"If I don't get that body buried before dawn, I'm gonna be the one who's in the trunk," Perugia laments. "The guys at the top, they just don't get it. They have no idea what's going on down here. This is a real predicament for us, you know what I'm saying?"
Perugia isn't alone in his concern. Mobsters throughout the Northeast and in many metropolitan areas around the country are running into the same scenario: too many bodies piling up, and nowhere to bury them. The old burial grounds are pretty much full, with victims buried two to three deep in some locations.

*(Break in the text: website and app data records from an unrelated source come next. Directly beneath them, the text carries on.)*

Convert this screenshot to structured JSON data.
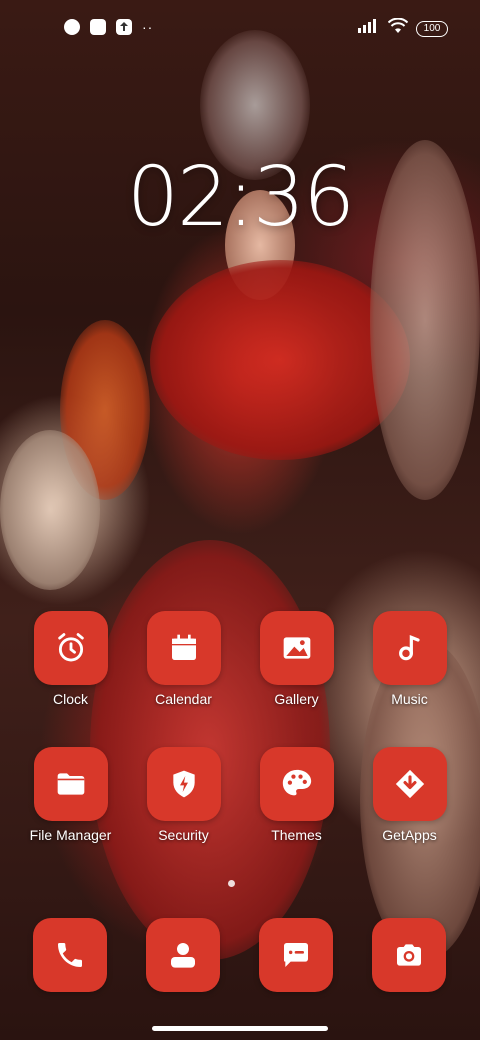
{
  "status_bar": {
    "overflow": "··",
    "battery": "100"
  },
  "clock": {
    "time": "02:36"
  },
  "apps": [
    {
      "label": "Clock",
      "icon": "alarm-clock-icon"
    },
    {
      "label": "Calendar",
      "icon": "calendar-icon"
    },
    {
      "label": "Gallery",
      "icon": "gallery-icon"
    },
    {
      "label": "Music",
      "icon": "music-note-icon"
    },
    {
      "label": "File Manager",
      "icon": "folder-icon"
    },
    {
      "label": "Security",
      "icon": "shield-bolt-icon"
    },
    {
      "label": "Themes",
      "icon": "palette-icon"
    },
    {
      "label": "GetApps",
      "icon": "download-icon"
    }
  ],
  "dock": [
    {
      "icon": "phone-icon"
    },
    {
      "icon": "contacts-icon"
    },
    {
      "icon": "messages-icon"
    },
    {
      "icon": "camera-icon"
    }
  ],
  "colors": {
    "tile": "#d8382a",
    "text": "#ffffff"
  }
}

"Let's see, I got a guy crammed into my ice chest at home and another two hanging in an old fish locker down by Bannister's wharf," said Sully, a local hitman who freelances for the DiNunzio family. "I think one more and I'm gonna have to load up the van and take a little drive to Connecticut."
In addition to branching out to less populated areas to bury the ever-increasing number of bodies, gangsters are also turning to more creative ways to dispose of their dead. Boston-area hardware stores have reported increased sales in heavy stone blocks, chain saws and sulfuric acid over the past couple of years, but pundits say every method has its drawbacks.
"Diggin' a hole and buryin' a body may be more up front effort, but the clean-up after woodchippin' a guy takes forever," said CAP News mafioso expert Nino Moleca. "But there's only so much room under the end zone of Giants stadium, if you know what I'm sayin'. So we, uhh, I mean, they gotta get inventive."
To that end, Moleca said the New Jersey faction of the Lucchese family has begun operating its own crematorium in Monmouth to aid in the disposal of any necessary trash. Other families have taken to launching new business endeavors in such areas as waste disposal management, biology class supply, and pet food distribution.
"The mafia's in a state of flux right now and times are tough, but you and I both know they'll come out smelling like roses," said Moleca. "Especially the Zerilli family, who just started up that fertilizer plant outside of Detroit."
But for Ralphie Perugia, how the mafia will eventually fare in this current crisis is of little consolation right now. He takes one last puff from his cigarette, tosses his shovel on top of Tulips' body, and slams the trunk down. With only two hours until dawn and most locations exhausted, Perugia may end up taking that road trip to Connecticut tomorrow, or find himself with a lot of explaining to do.